Sunday, August 07, 2011

Kansas High Court Rules On Relevance of Parent's Religion In Custody Determination

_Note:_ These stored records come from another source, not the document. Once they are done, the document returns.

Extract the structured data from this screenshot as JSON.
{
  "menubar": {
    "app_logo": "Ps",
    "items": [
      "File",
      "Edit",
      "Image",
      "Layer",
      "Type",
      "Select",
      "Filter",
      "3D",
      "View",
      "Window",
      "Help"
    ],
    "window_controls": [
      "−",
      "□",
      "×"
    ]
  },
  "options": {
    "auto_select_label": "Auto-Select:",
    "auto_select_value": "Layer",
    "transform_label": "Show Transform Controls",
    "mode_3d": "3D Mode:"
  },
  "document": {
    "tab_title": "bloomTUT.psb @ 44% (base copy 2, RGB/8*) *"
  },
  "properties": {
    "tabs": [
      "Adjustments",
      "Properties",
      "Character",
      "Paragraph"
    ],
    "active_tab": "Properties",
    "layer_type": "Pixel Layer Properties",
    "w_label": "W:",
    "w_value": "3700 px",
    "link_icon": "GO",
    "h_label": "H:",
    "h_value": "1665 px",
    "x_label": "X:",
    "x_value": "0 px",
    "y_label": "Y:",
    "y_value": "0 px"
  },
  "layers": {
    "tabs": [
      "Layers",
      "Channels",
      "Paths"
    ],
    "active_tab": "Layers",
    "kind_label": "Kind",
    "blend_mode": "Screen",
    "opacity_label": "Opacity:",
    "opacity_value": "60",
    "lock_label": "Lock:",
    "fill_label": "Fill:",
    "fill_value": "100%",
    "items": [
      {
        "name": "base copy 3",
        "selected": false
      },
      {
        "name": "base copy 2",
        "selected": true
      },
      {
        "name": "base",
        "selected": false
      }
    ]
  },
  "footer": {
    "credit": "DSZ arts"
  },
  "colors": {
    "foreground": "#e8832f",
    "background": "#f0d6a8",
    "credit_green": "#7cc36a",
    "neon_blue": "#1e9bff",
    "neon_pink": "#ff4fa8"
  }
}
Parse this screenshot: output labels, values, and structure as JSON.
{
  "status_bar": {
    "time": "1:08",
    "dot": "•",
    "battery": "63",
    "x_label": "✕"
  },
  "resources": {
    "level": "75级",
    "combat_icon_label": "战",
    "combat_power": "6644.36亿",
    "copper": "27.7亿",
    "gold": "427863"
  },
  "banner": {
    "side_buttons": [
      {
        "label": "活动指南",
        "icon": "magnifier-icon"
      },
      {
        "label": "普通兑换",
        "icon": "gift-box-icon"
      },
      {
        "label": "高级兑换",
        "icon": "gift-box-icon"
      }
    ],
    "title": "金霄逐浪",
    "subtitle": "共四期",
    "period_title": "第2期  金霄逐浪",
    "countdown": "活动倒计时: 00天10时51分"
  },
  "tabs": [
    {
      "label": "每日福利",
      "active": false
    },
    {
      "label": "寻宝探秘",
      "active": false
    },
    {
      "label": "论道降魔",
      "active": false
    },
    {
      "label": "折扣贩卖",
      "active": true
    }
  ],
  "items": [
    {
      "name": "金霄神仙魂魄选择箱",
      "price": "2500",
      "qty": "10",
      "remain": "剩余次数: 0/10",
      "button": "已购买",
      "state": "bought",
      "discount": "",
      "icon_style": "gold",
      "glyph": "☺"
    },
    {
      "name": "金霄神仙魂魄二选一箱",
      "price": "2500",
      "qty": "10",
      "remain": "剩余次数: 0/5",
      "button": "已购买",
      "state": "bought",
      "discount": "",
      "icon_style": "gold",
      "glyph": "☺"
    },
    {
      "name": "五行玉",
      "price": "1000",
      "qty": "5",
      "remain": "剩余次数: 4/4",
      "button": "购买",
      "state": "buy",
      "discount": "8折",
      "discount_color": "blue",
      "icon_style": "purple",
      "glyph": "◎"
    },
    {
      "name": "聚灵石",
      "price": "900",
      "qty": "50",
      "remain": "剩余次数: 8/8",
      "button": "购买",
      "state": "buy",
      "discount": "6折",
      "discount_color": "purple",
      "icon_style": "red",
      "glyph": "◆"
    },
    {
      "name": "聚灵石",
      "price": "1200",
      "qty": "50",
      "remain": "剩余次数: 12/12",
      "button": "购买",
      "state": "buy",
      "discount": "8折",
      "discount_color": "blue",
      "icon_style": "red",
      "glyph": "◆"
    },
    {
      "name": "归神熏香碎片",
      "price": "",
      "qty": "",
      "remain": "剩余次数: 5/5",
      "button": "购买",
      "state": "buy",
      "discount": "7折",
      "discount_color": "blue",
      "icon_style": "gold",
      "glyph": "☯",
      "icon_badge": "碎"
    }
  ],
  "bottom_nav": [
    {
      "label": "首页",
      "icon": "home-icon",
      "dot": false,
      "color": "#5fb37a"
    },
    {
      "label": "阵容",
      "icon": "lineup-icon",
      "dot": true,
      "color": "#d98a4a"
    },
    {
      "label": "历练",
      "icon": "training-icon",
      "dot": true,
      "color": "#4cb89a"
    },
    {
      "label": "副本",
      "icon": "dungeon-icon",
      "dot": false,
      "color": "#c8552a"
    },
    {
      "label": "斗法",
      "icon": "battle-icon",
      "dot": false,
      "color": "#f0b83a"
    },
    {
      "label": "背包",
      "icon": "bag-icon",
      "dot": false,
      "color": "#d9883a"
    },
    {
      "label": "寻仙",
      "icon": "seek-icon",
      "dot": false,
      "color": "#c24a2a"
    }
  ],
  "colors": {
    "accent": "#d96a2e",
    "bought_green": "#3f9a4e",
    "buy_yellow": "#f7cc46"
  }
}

In Harrison v. Tauheed, (KA Sup. Ct., Aug. 5, 2011), the Kansas Supreme Court affirmed a trial judge's decision to award custody of a 5-year old boy to the child's mother, a Jehovah's Witness, over the objections of the child's father who also sought custody. The father argued on appeal that the trial court erred in refusing to consider the negative impact on the boy of his mother's religious beliefs and practices. The Supreme Court held:
Disapproval of mere belief or nonbelief cannot be a consideration in a custody determination—judges are not trained to mediate theological disputes. Yet consideration of religiously motivated behavior with an impact on a child's welfare cannot be ignored. It is one of the many relevant factors that must be part of the holistic custody calculus required under Kansas law....
Just as mere religious beliefs cannot be solely determinative of custody, a court may not speculate about behavior that religious beliefs may motivate in the future.... A court also may not weigh the merit of one parent's religious belief or lack of belief against the other's. Nothing in law school or practice in any setting qualifies a judge for this task, and any judicial effort to tackle it is far too likely to lead to the substantial impairment of the free exercise of religion... Courts must be vigilant to avoid invidious discrimination against religious beliefs or practices merely because they seem unconventional. The consideration of religiously motivated actions as a part of holistic evaluation of the best interests of the child, while excluding consideration of religious beliefs, strikes an appropriate balance among the free exercise rights of each parent; the right of each parent to the care, custody, and control of his or her child; and the welfare of the child....
The court concluded that the trial judge's decision met this standard.

No comments: